The end goal, when working with a student and/or client is for them to improve either their number of skills, or their independence in completing a series of skills. When determining skills to focus on, we must be sure to select those are are deemed most essential for the success of the individual.
When I was a Special Education teacher in a Private Therapeutic Day School setting, a student of mine had little to no experience with using a calculator. I found this to be an essential skill for this student and incorporated this into his daily programming. The series of skills that I needed to teach included:
To meet his goal, I required that he complete each step independently prior to moving on to the next step. The student demonstrated determination while completing these steps. The student also demonstrated interest when he would input larger numbers, and/or used the subtraction or multiplication sign, just to see what would happen. At this point, I knew I had buy-in from the student and was so impressed by his efforts and interest.

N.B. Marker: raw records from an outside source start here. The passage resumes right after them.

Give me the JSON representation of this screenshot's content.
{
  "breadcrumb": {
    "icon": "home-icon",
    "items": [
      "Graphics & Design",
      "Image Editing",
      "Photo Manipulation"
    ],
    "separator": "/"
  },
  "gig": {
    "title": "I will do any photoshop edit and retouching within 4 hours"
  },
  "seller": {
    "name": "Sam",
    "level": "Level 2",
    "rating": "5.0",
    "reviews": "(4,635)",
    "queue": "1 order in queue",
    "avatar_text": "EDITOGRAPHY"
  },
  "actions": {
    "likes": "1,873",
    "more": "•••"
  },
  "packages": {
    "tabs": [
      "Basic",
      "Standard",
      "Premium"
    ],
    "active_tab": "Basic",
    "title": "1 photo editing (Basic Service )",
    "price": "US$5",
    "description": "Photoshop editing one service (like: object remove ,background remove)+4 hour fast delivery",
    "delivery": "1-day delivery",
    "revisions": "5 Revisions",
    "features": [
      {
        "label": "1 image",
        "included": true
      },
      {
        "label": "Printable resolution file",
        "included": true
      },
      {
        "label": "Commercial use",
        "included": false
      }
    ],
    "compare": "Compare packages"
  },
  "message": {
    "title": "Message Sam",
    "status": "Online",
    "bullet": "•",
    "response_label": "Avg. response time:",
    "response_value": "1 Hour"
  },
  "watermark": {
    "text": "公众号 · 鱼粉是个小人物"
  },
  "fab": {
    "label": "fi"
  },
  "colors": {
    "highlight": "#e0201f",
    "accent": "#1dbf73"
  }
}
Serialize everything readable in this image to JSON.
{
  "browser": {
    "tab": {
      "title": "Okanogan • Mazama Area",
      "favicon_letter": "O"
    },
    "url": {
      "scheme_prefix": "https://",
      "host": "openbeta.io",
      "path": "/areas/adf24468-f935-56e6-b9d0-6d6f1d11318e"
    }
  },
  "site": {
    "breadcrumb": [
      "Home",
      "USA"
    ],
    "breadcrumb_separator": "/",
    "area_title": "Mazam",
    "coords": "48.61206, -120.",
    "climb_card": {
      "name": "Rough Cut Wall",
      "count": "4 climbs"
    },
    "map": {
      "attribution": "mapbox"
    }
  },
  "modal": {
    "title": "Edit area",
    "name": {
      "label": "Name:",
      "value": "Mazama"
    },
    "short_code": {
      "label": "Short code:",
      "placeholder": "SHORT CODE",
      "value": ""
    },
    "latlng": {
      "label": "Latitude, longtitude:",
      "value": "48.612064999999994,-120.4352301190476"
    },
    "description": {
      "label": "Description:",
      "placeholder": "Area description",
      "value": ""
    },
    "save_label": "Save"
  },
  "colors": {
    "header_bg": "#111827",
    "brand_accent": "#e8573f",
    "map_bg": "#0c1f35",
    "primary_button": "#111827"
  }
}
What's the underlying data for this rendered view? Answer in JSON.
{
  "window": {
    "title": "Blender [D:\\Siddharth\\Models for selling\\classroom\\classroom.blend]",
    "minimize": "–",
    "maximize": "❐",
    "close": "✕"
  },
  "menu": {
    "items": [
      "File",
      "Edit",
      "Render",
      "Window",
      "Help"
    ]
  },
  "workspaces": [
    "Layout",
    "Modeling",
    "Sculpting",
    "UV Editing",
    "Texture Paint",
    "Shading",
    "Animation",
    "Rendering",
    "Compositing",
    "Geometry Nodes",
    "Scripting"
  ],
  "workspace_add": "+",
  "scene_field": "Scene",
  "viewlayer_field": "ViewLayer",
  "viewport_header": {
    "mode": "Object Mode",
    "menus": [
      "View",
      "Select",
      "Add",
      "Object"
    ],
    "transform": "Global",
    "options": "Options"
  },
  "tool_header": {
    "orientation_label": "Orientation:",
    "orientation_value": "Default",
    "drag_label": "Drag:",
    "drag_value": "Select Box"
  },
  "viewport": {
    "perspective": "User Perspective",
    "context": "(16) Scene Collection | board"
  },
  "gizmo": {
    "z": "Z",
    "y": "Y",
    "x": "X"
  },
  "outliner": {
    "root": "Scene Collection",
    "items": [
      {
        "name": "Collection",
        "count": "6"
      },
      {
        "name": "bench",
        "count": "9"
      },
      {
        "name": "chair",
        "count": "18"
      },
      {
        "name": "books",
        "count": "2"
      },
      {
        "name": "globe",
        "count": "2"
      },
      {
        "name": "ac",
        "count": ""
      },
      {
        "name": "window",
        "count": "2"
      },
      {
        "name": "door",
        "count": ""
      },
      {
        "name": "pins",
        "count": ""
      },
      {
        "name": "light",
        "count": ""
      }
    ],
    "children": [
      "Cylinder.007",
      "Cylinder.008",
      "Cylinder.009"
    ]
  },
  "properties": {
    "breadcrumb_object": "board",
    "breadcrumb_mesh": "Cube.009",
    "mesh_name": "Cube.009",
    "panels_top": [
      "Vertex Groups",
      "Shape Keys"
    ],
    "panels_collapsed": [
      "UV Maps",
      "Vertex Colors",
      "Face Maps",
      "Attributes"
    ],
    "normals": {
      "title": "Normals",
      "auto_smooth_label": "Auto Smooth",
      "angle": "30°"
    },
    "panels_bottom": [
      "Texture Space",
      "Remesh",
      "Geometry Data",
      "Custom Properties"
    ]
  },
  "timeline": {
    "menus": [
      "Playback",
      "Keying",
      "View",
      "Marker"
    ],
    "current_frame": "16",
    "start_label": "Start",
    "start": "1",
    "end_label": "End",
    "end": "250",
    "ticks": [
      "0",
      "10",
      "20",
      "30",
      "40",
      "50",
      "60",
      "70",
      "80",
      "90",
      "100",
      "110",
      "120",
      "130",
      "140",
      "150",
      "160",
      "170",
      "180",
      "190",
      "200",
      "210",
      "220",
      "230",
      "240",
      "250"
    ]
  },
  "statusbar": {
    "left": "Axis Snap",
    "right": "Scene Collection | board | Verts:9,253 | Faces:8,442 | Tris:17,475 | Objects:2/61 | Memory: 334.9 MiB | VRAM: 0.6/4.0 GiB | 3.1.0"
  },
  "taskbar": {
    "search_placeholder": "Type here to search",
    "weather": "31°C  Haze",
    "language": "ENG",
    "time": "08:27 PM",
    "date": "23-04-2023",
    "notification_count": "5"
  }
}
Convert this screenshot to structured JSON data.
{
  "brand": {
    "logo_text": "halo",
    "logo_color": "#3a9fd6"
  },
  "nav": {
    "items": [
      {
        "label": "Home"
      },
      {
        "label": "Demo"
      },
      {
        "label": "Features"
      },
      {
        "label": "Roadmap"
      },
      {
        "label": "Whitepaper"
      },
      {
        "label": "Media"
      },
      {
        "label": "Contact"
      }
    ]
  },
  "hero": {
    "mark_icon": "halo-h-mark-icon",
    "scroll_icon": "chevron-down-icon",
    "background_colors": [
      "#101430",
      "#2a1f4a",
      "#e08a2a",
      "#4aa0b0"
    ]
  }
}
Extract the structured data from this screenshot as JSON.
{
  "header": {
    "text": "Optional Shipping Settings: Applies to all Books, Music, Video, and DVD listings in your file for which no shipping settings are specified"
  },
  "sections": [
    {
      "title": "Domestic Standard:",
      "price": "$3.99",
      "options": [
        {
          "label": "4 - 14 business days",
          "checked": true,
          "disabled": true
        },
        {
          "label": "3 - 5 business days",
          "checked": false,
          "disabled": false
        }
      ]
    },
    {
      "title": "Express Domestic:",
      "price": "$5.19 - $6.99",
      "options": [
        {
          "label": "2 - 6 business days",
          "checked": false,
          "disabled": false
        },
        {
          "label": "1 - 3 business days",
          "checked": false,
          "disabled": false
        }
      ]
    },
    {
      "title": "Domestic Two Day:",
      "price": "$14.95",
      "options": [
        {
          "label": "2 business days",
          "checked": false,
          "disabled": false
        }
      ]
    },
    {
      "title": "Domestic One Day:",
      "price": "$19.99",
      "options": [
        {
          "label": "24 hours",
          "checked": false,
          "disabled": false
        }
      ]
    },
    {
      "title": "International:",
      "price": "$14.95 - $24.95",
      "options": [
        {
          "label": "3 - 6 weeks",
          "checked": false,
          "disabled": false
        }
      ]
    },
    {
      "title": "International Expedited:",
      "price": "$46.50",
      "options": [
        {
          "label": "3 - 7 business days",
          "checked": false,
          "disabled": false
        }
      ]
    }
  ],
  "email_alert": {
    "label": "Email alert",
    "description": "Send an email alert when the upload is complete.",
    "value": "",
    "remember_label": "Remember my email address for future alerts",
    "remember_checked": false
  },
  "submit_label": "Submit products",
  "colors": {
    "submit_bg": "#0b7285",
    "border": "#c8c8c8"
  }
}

Weeks of this programming went on and multiple addition problems were made accessible on one page. We even started the same process but incorporated the subtraction sign. And then, right in the middle of his daily math session, the calculator died. The instructional staff working with this student went to get a different calculator. No big deal, right? Wrong. When he was given the new calculator the student became frustrated. The instructional staff asked the student what was wrong but the student could not communicate this to them. This student began engaging in property destruction. The student screamed, “THAT ONE!” (while pointing to the broken calculator). After prompting the student to say “it's broken”, and de-escalating the situation, it became evident that the student simply did not know what to do with this new calculator. So, we learned we needed to support him in generalizing this skill.
Some ways to ensure program generalization include: using common stimuli (such as the types of calculators), teaching loosely (varying the time of day or the problem being inputted into the calculator), teaching across settings (changing the location of the activity) and many more. First, we bought three different types of calculators and included the iPad and Galaxy phone calculators for a total of five different calculators. We then reviewed the steps over the different calculators:
To ensure that this skill was completely generalized, we reached out to the students’ parent/guardian and informed them of what we learned. In no way did I want this student to only be able to complete this skill at school. I wanted him to be able to use it at home when completing homework, or even at a future job. We offered to do a parent training to ensure they would teach the program the same way. The parent agreed and requested that we send any materials he needed to use with him.
Moving forward, it was critical that the students’ skills would be programmed for generalization. Program Generalization occurs when a behavior occurs outside of its learned environment. In order to achieve our goal of student success, we need to remember that success is not when they complete it in their learned environment, but rather, when the student can go into their toolbox of skills and apply that skill without us.